• [Activity]: Would you copy each line of the data below that has "icon"?

• [Data for processing]:

==========

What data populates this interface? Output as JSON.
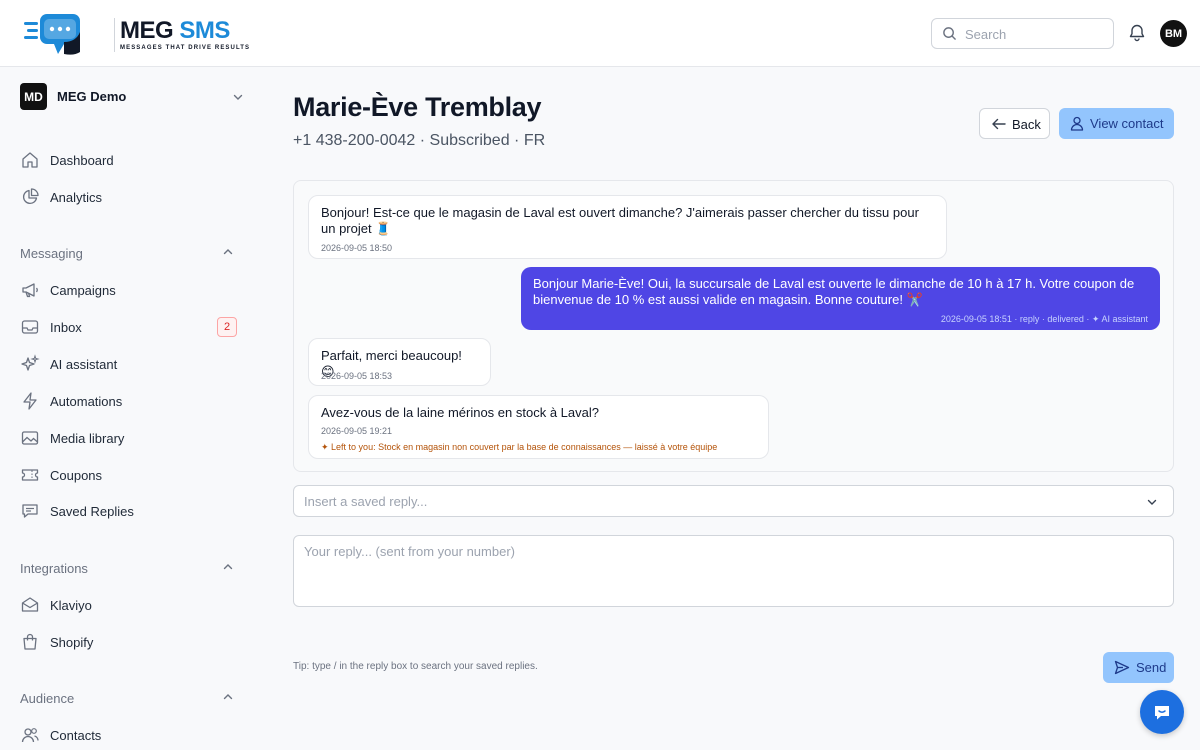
{
  "header": {
    "logo_name_part1": "MEG",
    "logo_name_part2": "SMS",
    "logo_tagline": "MESSAGES THAT DRIVE RESULTS",
    "search_placeholder": "Search",
    "avatar_initials": "BM",
    "brand_color": "#1d8ad8"
  },
  "sidebar": {
    "workspace": {
      "initials": "MD",
      "name": "MEG Demo"
    },
    "items_top": [
      {
        "label": "Dashboard",
        "icon": "home-icon"
      },
      {
        "label": "Analytics",
        "icon": "pie-chart-icon"
      }
    ],
    "sections": {
      "messaging": "Messaging",
      "integrations": "Integrations",
      "audience": "Audience"
    },
    "messaging_items": [
      {
        "label": "Campaigns",
        "icon": "megaphone-icon"
      },
      {
        "label": "Inbox",
        "icon": "inbox-icon",
        "badge": "2"
      },
      {
        "label": "AI assistant",
        "icon": "sparkles-icon"
      },
      {
        "label": "Automations",
        "icon": "lightning-icon"
      },
      {
        "label": "Media library",
        "icon": "image-icon"
      },
      {
        "label": "Coupons",
        "icon": "ticket-icon"
      },
      {
        "label": "Saved Replies",
        "icon": "chat-bubble-icon"
      }
    ],
    "integration_items": [
      {
        "label": "Klaviyo",
        "icon": "envelope-icon"
      },
      {
        "label": "Shopify",
        "icon": "shopping-bag-icon"
      }
    ],
    "audience_items": [
      {
        "label": "Contacts",
        "icon": "users-icon"
      }
    ]
  },
  "main": {
    "contact_name": "Marie-Ève Tremblay",
    "contact_info": "+1 438-200-0042 · Subscribed · FR",
    "back_label": "Back",
    "view_contact_label": "View contact",
    "messages": [
      {
        "direction": "inbound",
        "text": "Bonjour! Est-ce que le magasin de Laval est ouvert dimanche? J'aimerais passer chercher du tissu pour un projet 🧵",
        "meta": "2026-09-05 18:50"
      },
      {
        "direction": "outbound",
        "text": "Bonjour Marie-Ève! Oui, la succursale de Laval est ouverte le dimanche de 10 h à 17 h. Votre coupon de bienvenue de 10 % est aussi valide en magasin. Bonne couture! ✂️",
        "meta": "2026-09-05 18:51 · reply · delivered · ✦ AI assistant"
      },
      {
        "direction": "inbound",
        "text": "Parfait, merci beaucoup! 😊",
        "meta": "2026-09-05 18:53"
      },
      {
        "direction": "inbound",
        "text": "Avez-vous de la laine mérinos en stock à Laval?",
        "meta": "2026-09-05 19:21",
        "note": "✦ Left to you: Stock en magasin non couvert par la base de connaissances — laissé à votre équipe"
      }
    ],
    "saved_reply_placeholder": "Insert a saved reply...",
    "reply_placeholder": "Your reply... (sent from your number)",
    "tip": "Tip: type / in the reply box to search your saved replies.",
    "send_label": "Send"
  }
}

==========

• [Answer below]:
        "icon": "home-icon"
        "icon": "pie-chart-icon"
        "icon": "megaphone-icon"
        "icon": "inbox-icon",
        "icon": "sparkles-icon"
        "icon": "lightning-icon"
        "icon": "image-icon"
        "icon": "ticket-icon"
        "icon": "chat-bubble-icon"
        "icon": "envelope-icon"
        "icon": "shopping-bag-icon"
        "icon": "users-icon"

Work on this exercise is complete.